Website and app data records
+++++
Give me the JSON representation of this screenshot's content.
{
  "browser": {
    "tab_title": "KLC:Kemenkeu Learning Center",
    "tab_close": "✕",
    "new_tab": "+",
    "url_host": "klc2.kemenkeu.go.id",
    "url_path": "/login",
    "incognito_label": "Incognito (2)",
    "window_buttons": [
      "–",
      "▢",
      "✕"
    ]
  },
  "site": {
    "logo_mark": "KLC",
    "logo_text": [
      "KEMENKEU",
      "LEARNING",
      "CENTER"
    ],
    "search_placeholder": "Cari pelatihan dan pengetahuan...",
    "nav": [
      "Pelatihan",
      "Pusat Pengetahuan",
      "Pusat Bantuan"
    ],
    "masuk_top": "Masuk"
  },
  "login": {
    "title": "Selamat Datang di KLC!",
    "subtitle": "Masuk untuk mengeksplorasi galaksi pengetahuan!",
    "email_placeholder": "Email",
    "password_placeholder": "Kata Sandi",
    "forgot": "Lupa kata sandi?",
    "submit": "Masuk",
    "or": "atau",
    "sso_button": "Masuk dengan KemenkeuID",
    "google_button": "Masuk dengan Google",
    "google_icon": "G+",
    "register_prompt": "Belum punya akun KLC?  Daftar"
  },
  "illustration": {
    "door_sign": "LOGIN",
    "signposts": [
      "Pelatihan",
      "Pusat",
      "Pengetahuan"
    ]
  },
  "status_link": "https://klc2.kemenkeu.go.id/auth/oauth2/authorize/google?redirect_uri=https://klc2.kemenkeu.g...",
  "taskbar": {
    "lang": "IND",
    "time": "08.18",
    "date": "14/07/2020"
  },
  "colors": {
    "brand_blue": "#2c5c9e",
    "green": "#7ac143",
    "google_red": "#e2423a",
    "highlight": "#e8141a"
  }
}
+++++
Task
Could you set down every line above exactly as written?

Task solution
Give me the JSON representation of this screenshot's content.
{
  "browser": {
    "tab_title": "KLC:Kemenkeu Learning Center",
    "tab_close": "✕",
    "new_tab": "+",
    "url_host": "klc2.kemenkeu.go.id",
    "url_path": "/login",
    "incognito_label": "Incognito (2)",
    "window_buttons": [
      "–",
      "▢",
      "✕"
    ]
  },
  "site": {
    "logo_mark": "KLC",
    "logo_text": [
      "KEMENKEU",
      "LEARNING",
      "CENTER"
    ],
    "search_placeholder": "Cari pelatihan dan pengetahuan...",
    "nav": [
      "Pelatihan",
      "Pusat Pengetahuan",
      "Pusat Bantuan"
    ],
    "masuk_top": "Masuk"
  },
  "login": {
    "title": "Selamat Datang di KLC!",
    "subtitle": "Masuk untuk mengeksplorasi galaksi pengetahuan!",
    "email_placeholder": "Email",
    "password_placeholder": "Kata Sandi",
    "forgot": "Lupa kata sandi?",
    "submit": "Masuk",
    "or": "atau",
    "sso_button": "Masuk dengan KemenkeuID",
    "google_button": "Masuk dengan Google",
    "google_icon": "G+",
    "register_prompt": "Belum punya akun KLC?  Daftar"
  },
  "illustration": {
    "door_sign": "LOGIN",
    "signposts": [
      "Pelatihan",
      "Pusat",
      "Pengetahuan"
    ]
  },
  "status_link": "https://klc2.kemenkeu.go.id/auth/oauth2/authorize/google?redirect_uri=https://klc2.kemenkeu.g...",
  "taskbar": {
    "lang": "IND",
    "time": "08.18",
    "date": "14/07/2020"
  },
  "colors": {
    "brand_blue": "#2c5c9e",
    "green": "#7ac143",
    "google_red": "#e2423a",
    "highlight": "#e8141a"
  }
}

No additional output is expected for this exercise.